With no word left out, write out the entire listing.

**Data for analysis**:
:::::

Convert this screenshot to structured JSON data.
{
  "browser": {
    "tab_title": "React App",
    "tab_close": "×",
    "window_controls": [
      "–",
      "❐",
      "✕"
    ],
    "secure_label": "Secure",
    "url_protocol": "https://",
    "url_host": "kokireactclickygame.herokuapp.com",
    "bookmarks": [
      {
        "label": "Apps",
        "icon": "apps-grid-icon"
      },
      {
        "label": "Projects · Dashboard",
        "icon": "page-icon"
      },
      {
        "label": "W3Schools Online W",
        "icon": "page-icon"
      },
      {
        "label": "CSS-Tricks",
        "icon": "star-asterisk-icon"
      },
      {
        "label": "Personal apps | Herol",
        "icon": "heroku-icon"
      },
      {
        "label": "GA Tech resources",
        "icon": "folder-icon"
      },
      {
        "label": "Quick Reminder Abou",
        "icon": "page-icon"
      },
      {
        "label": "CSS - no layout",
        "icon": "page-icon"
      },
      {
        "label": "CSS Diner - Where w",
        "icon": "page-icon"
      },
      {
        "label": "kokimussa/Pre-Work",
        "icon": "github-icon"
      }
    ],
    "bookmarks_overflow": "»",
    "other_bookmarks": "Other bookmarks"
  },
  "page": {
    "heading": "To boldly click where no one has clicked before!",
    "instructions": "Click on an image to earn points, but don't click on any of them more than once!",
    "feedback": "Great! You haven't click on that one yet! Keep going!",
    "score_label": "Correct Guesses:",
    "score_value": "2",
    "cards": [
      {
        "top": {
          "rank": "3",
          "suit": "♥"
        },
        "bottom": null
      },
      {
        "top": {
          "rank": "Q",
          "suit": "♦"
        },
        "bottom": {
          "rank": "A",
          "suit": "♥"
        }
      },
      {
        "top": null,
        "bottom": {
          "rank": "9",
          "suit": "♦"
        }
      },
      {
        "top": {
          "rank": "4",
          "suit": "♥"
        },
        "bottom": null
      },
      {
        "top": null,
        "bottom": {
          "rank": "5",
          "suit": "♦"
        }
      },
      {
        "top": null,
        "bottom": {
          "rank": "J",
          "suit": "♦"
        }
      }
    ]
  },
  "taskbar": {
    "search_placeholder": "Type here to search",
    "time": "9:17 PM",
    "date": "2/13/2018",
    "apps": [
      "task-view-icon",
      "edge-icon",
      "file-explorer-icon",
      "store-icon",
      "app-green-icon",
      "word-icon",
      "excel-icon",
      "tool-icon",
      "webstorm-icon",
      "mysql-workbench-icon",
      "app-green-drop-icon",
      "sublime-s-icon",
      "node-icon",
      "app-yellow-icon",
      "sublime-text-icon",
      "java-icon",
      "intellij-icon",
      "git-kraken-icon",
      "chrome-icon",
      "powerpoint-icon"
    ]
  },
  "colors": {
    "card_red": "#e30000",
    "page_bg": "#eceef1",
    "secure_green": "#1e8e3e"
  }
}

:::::

**Response**:
Convert this screenshot to structured JSON data.
{
  "browser": {
    "tab_title": "React App",
    "tab_close": "×",
    "window_controls": [
      "–",
      "❐",
      "✕"
    ],
    "secure_label": "Secure",
    "url_protocol": "https://",
    "url_host": "kokireactclickygame.herokuapp.com",
    "bookmarks": [
      {
        "label": "Apps",
        "icon": "apps-grid-icon"
      },
      {
        "label": "Projects · Dashboard",
        "icon": "page-icon"
      },
      {
        "label": "W3Schools Online W",
        "icon": "page-icon"
      },
      {
        "label": "CSS-Tricks",
        "icon": "star-asterisk-icon"
      },
      {
        "label": "Personal apps | Herol",
        "icon": "heroku-icon"
      },
      {
        "label": "GA Tech resources",
        "icon": "folder-icon"
      },
      {
        "label": "Quick Reminder Abou",
        "icon": "page-icon"
      },
      {
        "label": "CSS - no layout",
        "icon": "page-icon"
      },
      {
        "label": "CSS Diner - Where w",
        "icon": "page-icon"
      },
      {
        "label": "kokimussa/Pre-Work",
        "icon": "github-icon"
      }
    ],
    "bookmarks_overflow": "»",
    "other_bookmarks": "Other bookmarks"
  },
  "page": {
    "heading": "To boldly click where no one has clicked before!",
    "instructions": "Click on an image to earn points, but don't click on any of them more than once!",
    "feedback": "Great! You haven't click on that one yet! Keep going!",
    "score_label": "Correct Guesses:",
    "score_value": "2",
    "cards": [
      {
        "top": {
          "rank": "3",
          "suit": "♥"
        },
        "bottom": null
      },
      {
        "top": {
          "rank": "Q",
          "suit": "♦"
        },
        "bottom": {
          "rank": "A",
          "suit": "♥"
        }
      },
      {
        "top": null,
        "bottom": {
          "rank": "9",
          "suit": "♦"
        }
      },
      {
        "top": {
          "rank": "4",
          "suit": "♥"
        },
        "bottom": null
      },
      {
        "top": null,
        "bottom": {
          "rank": "5",
          "suit": "♦"
        }
      },
      {
        "top": null,
        "bottom": {
          "rank": "J",
          "suit": "♦"
        }
      }
    ]
  },
  "taskbar": {
    "search_placeholder": "Type here to search",
    "time": "9:17 PM",
    "date": "2/13/2018",
    "apps": [
      "task-view-icon",
      "edge-icon",
      "file-explorer-icon",
      "store-icon",
      "app-green-icon",
      "word-icon",
      "excel-icon",
      "tool-icon",
      "webstorm-icon",
      "mysql-workbench-icon",
      "app-green-drop-icon",
      "sublime-s-icon",
      "node-icon",
      "app-yellow-icon",
      "sublime-text-icon",
      "java-icon",
      "intellij-icon",
      "git-kraken-icon",
      "chrome-icon",
      "powerpoint-icon"
    ]
  },
  "colors": {
    "card_red": "#e30000",
    "page_bg": "#eceef1",
    "secure_green": "#1e8e3e"
  }
}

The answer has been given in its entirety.